Salmonella is very much on the minds of Washington’s restaurateurs.

Since May, more than 134 Salmonella cases have been identified in 10 Washington counties.

While restaurant operators are worried about it, so are the state’s health authorities.

This week the WRA’s Dine NW radio show interviewed Dr. Scott Lindquist, communicable diseases epidemiologist with the Washington State Department of Health, who is at the epicenter of the state’s effort to isolate Salmonella and stop its spread.

“Salmonella is a bacteria,” said Lindquist. “It’s a fairly common bacteria in the food world. The concern for Salmonella is that it can get inside the intestine of a human being and cause some damage.”

Salmonella infection has symptoms including nausea, vomiting, abdominal cramps, diarrhea that is sometimes bloody, fever, chills, muscle pains and headache. Recovery usually takes about a week, but some people who are infected require hospitalization. Over the long term, Salmonella infections can cause complications including irritable bowel syndrome, high blood pressure, reactive arthritis, eye problems and heart disease. If you’ve eaten pork, especially from a whole roasted pig, and experience these symptoms, see your doctor immediately.

“If diarrhea lasts more than four to five days, then you should be concerned about a bacteria pathology,” said Lindquist.

One thing that’s particularly unsettling  about this outbreak is that it’s likely much larger than the 134 identified cases. According to Lindquist, for every person counted as a Salmonella case, there are 29 infected people who are uncounted because they never showed up at a health care provider’s office when they experienced the tell tale symptoms.

“We’re up over 130 cases at this point,” said Lindquist. “If you do that math – 130 times 29 – we’re up around 4,000 cases of people who are probably sick from this Salmonella outbreak.”

The current outbreak is clearly associated with whole pork. The main issues for restaurants are undercooking and contamination.

Lindquist emphasizes the necessity of training restaurant workers to know the final cooking temperatures for food. Pork requires 145 degrees Fahrenheit.

Another unsettling aspect of the current outbreak is that while whole pork has been the primary vehicle for transmitting the bacteria, there are some people with Salmonella infections who never ate pork. According to Lindquist, this is due to cross-contamination.

“Storing raw meat and seafood below and away from ready to eat food, like salad and cooked foods, is the key,” said Lindquist. “You cannot let this pork, whether its whole roasted pig or raw pork, into your restaurant and not prevent cross-contamination.”

Lindquist also urges anyone who handles food to be very careful about hand washing.
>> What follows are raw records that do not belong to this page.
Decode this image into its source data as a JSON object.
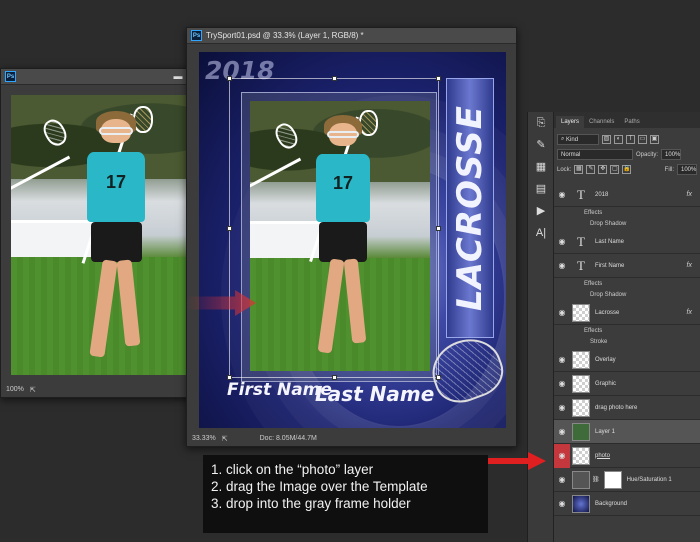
{
  "photo_window": {
    "zoom": "100%"
  },
  "template_window": {
    "title": "TrySport01.psd @ 33.3% (Layer 1, RGB/8) *",
    "zoom": "33.33%",
    "doc_info": "Doc: 8.05M/44.7M",
    "template": {
      "year": "2018",
      "sport": "LACROSSE",
      "first_name": "First Name",
      "last_name": "Last Name"
    }
  },
  "player": {
    "jersey_number": "17"
  },
  "layers_panel": {
    "tabs": [
      "Layers",
      "Channels",
      "Paths"
    ],
    "kind_filter": "Kind",
    "blend_mode": "Normal",
    "opacity_label": "Opacity:",
    "opacity_value": "100%",
    "lock_label": "Lock:",
    "fill_label": "Fill:",
    "fill_value": "100%",
    "layers": {
      "l2018": "2018",
      "l2018_effects": "Effects",
      "l2018_drop": "Drop Shadow",
      "last_name": "Last Name",
      "first_name": "First Name",
      "first_effects": "Effects",
      "first_drop": "Drop Shadow",
      "lacrosse": "Lacrosse",
      "lac_effects": "Effects",
      "lac_stroke": "Stroke",
      "overlay": "Overlay",
      "graphic": "Graphic",
      "drag_photo": "drag photo here",
      "layer1": "Layer 1",
      "photo": "photo",
      "hue_sat": "Hue/Saturation 1",
      "background": "Background"
    },
    "fx_label": "fx"
  },
  "instructions": {
    "step1": "1. click on the “photo” layer",
    "step2": "2. drag the Image over the Template",
    "step3": "3. drop into the gray frame holder"
  },
  "icons": {
    "ps": "Ps",
    "minimize": "▬",
    "maximize": "□",
    "close": "✕",
    "eye": "◉",
    "type": "T",
    "chain": "⛓"
  },
  "colors": {
    "accent_red": "#c4373c",
    "app_bg": "#2c2c2c"
  }
}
To learn more about best practices in food safety, check out the National Restaurant Association’s ServSafe Manager certification program.

Lindquist is optimistic about the future course of the Salmonella outbreak.

“We’re already seeing a slowdown in the number of cases,” said Lindquist. “We’re already seeing a change in the behavior of restaurants and consumers, specifically with… being aware that Salmonella could be on pork, not contaminating with a raw meat, cooking to appropriate temperatures. It’s probably why we’re seeing fewer cases.”

For more information on the Salmonella outbreak and how you can protect your restaurant and your customers, visit the Washington State Department of Health’s website.